Leaving the issue of not-so-latent homophobia aside â€” dwelling upon it, in this context, is a matter of shooting ducks in a barrel â€” what I found particularly shocking in Coulterâ€™s comments was their studied juvenility, the sheer idiocy of their language. â€œFaggotâ€ and â€œtotal fag,â€ like other political pearls of our time â€” such as â€œbring it onâ€ and â€œgirlie menâ€ â€” are just epoch-making in their stupidity. …
…All this led me this week to think of Frank Luntz, the hot political consultant and wordsmith who wrote the lyrics for the 1994 Republican revolution. In his new book, â€œWords That Work: Itâ€™s Not What You Say, Itâ€™s What People Hear,â€ Luntz puts forth the argument that using the â€œuplifting, ennobling toneâ€ of famed political scribes like Ted Sorenson and Peggy Noonan is not the best way to capture the attention of Americans today. Instead, to communicate with the people â€” the real people of â€œsmall town, middle Americaâ€ â€” and to speak straight to their hearts, minds and entrails, youâ€™ve got to put â€œyourself right into your listenerâ€™s shoes.â€

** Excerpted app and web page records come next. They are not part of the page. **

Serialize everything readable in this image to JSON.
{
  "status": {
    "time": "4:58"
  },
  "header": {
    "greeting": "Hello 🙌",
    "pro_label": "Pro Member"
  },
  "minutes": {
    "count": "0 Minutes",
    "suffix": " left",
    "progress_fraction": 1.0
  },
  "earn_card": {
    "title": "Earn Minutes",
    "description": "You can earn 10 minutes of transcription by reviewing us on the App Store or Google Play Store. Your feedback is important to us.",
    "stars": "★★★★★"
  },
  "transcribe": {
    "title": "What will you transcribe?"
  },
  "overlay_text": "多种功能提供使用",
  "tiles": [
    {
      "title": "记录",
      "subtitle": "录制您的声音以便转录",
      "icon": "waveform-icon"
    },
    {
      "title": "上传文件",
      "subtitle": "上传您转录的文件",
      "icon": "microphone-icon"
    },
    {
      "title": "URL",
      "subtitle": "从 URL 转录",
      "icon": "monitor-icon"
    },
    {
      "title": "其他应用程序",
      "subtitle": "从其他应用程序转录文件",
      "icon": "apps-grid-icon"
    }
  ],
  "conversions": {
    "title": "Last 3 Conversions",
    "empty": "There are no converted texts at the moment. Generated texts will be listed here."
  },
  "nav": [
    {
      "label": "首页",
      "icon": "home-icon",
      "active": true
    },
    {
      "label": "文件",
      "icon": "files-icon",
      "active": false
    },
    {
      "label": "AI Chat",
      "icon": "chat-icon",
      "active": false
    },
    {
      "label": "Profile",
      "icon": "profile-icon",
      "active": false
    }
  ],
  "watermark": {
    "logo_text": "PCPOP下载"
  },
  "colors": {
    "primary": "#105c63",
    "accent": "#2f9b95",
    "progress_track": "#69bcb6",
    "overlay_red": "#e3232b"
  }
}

In other words, think small. â€œUse Small Wordsâ€ is Rule 1 of his strategy for successful communication. Rule 2: â€œUse Short Sentences.â€
This is the most interesting part, IMO:
Luntz has a doctorate from Oxford; Coulter has degrees from Cornell and the University of Michigan Law School. Conservatives generally like to run with the idea that liberals are elitists, living â€œin a world of only Malibu and East Hampton,â€ as Coulterâ€™s recent blog posting on the â€œcrockâ€ of global warming put it. But isnâ€™t there something elitist, if not wrong, I wondered aloud to Luntz, about condescending to â€” or coddling or enabling â€” the imagined verbal limitations of the less-educated â€œotherâ€?
Luntz did not much appreciate the question.
â€œItâ€™s not condescending â€” itâ€™s pandering,â€ he said of Coulterâ€™s most recent performance. â€œEverything about the book says what she did was not just wrong but reprehensible. Those arenâ€™t words that work. She broke every rule.â€
â€œGod, I really hate it every time she speaks,â€ he fumed. And, he added, if I were to even think of mentioning him in the same breath as her, â€œI will really, seriously raise hell.â€
At a Conservative Womenâ€™s Network lunch at the Heritage Foundation last week, a question was raised, over dessert, about how conservative women should deal, â€œas women,â€ if Hillary Clinton wins the Democratic nomination for president. The guest speaker, Cleta Mitchell, a lawyer in Washington, hemmed and hawed, shared some thoughts about Wellesley College and Barbara Bush, blushed, then concluded, â€œWeâ€™ll let the redneck guys who just arenâ€™t ready to vote for a female commander in chief take care of the woman thing.â€
Sounds like a plan. Sounds to me, too, as if the Republican noise machine may just have a monkey wrench in its machinery.
That the professional pundit class (like Luntz) think they can teach other Washington GOP insiders how to talk to ordinary folks always struck me as weird, but they’ve been getting away with it for a long time. Go figure.